Most people think of the tidal shifts that the Bay of Fundy is known for when they imagine Fundy National Park.  However, the tidal shifts are only a smidgeon of the facets of nature that make Fundy so special.

Yes, the Bay of Fundy does have the greatest tidal shift in the world.  However, it has astounding rugged rocky coastlines that are incredibly picturesque.  There are over 25 waterfalls splattered across the 80 square miles that add to the serenity of the park.

There are multiple rivers flowing through the dense forest and rocky terrain which help account for the abundance of waterfalls located in the park. The abundance of rivers and valleys has established a number of bogs throughout the park.

The temperate forest is comprised of balsam fir, red maple, red spruce, white spruce, white birch, and yellow birch.  There are over 650 species of vegetation that enrich this New England-Acadian Forest ecoregion.

The ecosystem makes for remarkable habitats to support the wildlife of the park.  Visitors who are passionate about wildlife can have hopes of seeing beaver, black bear, chipmunk, coyote, rabbits, raccoon, or white-tailed deer.

Bird lovers can look to the skies in hopes or amongst the bogs in search of great blue heron, white-winged crossbills, and the stunning peregrine falcons.


The national park is so much more than a shift in tides.  The rugged coastline, dense forests, beautiful waterfalls, and more can all be highlights of the park.

Bay of Fundy

Goose Bay is located in the northwestern branch of the Bay of Fundy. The Bay of Fundy is renowned for having the greatest tidal shift differential in the world.

Visitors can walk on the sandy ocean floor during the low tide.  The same spot may be under 50 feet (15 m) of the ocean waters.  This change in tidal water levels is considered the highest tidal change in the world.

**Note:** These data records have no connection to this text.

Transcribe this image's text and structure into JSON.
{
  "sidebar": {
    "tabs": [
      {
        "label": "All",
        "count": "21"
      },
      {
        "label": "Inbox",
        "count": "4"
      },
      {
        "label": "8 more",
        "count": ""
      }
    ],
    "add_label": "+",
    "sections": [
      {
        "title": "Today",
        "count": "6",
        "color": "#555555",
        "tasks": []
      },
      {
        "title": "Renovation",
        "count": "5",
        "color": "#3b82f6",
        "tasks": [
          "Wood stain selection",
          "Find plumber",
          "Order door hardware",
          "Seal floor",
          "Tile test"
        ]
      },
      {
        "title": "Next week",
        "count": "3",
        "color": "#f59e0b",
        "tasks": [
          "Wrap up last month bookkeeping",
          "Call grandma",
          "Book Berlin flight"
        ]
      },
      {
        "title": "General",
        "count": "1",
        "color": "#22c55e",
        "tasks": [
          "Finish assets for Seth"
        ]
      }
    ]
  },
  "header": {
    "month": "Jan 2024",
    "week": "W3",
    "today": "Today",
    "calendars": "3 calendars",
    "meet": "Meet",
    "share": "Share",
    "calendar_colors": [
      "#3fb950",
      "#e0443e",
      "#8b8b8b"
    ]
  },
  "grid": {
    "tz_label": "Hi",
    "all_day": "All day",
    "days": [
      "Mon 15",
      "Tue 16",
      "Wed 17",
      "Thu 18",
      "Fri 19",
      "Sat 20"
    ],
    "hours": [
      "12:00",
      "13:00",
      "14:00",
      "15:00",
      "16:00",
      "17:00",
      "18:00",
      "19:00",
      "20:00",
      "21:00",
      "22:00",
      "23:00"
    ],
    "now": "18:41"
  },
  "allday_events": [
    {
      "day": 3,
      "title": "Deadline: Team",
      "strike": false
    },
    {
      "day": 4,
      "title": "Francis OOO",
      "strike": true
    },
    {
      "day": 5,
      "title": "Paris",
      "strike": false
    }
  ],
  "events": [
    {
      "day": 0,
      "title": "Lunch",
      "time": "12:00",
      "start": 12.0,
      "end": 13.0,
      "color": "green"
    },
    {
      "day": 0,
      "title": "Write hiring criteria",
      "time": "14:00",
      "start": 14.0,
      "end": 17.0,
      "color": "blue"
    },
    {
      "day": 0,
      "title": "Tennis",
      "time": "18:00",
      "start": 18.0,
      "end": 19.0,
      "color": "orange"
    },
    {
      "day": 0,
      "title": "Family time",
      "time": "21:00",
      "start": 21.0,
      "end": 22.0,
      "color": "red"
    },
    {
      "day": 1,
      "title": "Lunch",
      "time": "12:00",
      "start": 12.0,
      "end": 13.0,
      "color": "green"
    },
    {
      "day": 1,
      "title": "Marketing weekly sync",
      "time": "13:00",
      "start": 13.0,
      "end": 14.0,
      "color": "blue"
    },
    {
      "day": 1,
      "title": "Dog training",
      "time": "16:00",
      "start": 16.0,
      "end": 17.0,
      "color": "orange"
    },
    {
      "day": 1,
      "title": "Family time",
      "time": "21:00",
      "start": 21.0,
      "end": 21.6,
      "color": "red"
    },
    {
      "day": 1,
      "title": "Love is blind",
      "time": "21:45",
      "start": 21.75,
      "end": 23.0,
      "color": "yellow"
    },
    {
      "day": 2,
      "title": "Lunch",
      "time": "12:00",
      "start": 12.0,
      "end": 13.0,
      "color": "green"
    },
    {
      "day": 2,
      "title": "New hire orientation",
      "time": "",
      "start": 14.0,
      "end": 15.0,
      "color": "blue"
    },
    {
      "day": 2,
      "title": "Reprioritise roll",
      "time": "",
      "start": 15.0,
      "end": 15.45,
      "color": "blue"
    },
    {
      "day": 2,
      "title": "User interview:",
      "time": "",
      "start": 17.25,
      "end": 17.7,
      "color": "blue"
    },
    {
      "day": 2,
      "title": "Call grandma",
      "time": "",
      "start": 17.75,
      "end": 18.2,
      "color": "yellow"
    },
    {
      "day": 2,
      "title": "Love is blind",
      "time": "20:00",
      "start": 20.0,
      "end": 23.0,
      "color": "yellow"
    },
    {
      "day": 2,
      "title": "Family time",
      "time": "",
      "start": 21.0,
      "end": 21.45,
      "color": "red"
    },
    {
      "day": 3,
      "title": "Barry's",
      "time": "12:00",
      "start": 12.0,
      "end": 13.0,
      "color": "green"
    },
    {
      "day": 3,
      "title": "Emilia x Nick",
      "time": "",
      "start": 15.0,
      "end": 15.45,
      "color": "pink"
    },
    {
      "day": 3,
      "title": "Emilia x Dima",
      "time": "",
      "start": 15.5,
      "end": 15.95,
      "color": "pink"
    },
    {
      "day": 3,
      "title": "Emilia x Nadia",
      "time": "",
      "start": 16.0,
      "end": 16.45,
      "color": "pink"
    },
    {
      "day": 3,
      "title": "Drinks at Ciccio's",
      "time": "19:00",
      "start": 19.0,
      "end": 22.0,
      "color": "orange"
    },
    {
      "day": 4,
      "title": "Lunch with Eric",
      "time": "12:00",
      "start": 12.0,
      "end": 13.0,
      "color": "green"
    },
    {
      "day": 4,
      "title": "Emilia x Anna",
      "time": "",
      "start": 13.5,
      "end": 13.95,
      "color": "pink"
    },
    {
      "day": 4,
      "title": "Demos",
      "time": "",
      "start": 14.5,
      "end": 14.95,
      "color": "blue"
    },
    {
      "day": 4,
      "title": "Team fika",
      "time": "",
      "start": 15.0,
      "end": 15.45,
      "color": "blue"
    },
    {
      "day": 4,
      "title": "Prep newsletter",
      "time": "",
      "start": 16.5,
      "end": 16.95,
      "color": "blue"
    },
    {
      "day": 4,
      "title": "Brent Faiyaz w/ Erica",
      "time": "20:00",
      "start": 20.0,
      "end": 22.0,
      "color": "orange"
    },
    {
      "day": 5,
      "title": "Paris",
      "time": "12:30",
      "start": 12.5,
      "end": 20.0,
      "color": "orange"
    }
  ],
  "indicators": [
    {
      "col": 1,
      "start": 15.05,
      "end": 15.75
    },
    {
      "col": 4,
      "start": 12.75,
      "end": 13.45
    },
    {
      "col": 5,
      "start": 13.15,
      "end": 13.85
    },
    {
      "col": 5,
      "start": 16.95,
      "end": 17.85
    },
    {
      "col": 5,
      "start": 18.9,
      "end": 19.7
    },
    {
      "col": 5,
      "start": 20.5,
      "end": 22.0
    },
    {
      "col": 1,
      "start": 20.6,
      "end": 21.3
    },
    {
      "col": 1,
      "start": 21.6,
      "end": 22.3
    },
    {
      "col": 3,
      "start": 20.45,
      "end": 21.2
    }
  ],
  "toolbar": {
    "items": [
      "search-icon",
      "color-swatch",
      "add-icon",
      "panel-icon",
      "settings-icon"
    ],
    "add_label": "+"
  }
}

The Bay of Fundy is also home to the Hopewell Rocks, which is one of the most famous natural attractions associated with the tidal shift.

Hopewell Rocks

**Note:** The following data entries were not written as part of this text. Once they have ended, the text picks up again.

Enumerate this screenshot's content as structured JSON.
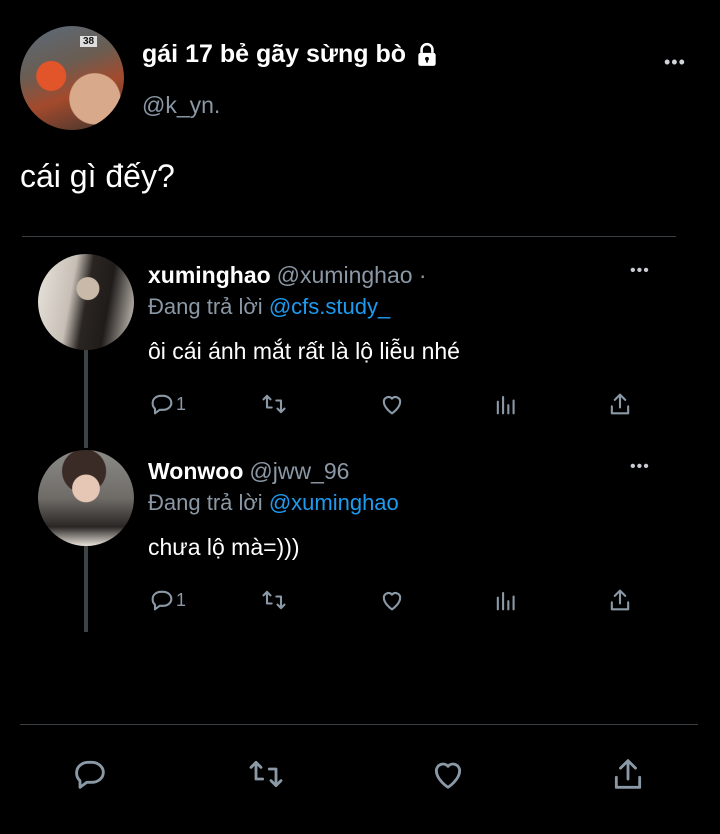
{
  "tweet": {
    "author_name": "gái 17 bẻ gãy sừng bò",
    "author_handle": "@k_yn.",
    "avatar_badge": "38",
    "text": "cái gì đếy?",
    "more": "•••"
  },
  "replies": [
    {
      "name": "xuminghao",
      "handle": "@xuminghao ·",
      "replying_prefix": "Đang trả lời ",
      "replying_to": "@cfs.study_",
      "text": "ôi cái ánh mắt rất là lộ liễu nhé",
      "reply_count": "1",
      "more": "•••"
    },
    {
      "name": "Wonwoo",
      "handle": "@jww_96",
      "replying_prefix": "Đang trả lời ",
      "replying_to": "@xuminghao",
      "text": "chưa lộ mà=)))",
      "reply_count": "1",
      "more": "•••"
    }
  ],
  "icons": {
    "lock": "lock-icon",
    "reply": "reply-icon",
    "retweet": "retweet-icon",
    "like": "like-icon",
    "stats": "stats-icon",
    "share": "share-icon"
  },
  "colors": {
    "background": "#000000",
    "text": "#ffffff",
    "secondary": "#8b98a5",
    "link": "#1d9bf0"
  }
}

The Hopewell Rocks are not actually in the national park.  However, almost every person who visits the national park goes on to explore the Hopewell Rocks.

The Hopewell Rocks are almost synonymous with the Bay of Fundy and the world’s greatest tidal shift.  This natural attraction involves a self-directed walk along the ocean floor when the low tides occur.

The Hopewell Rocks are flowerpot rocks that decorate the ocean floor as the tides depart and becoming mostly submerged when the high tides return. They create a unique coastal landscape and most find the photogenic.

Fundy National Park Trails

There are 25 hiking trails making up over 62 miles (100 km) of trails that meander through Fundy National Park. The trails engage forests, plains, coastline, and of course the Bay of Fundy.

Fundy Highlights

  • Bay of Fundy
  • Hopewell Rocks

Park Map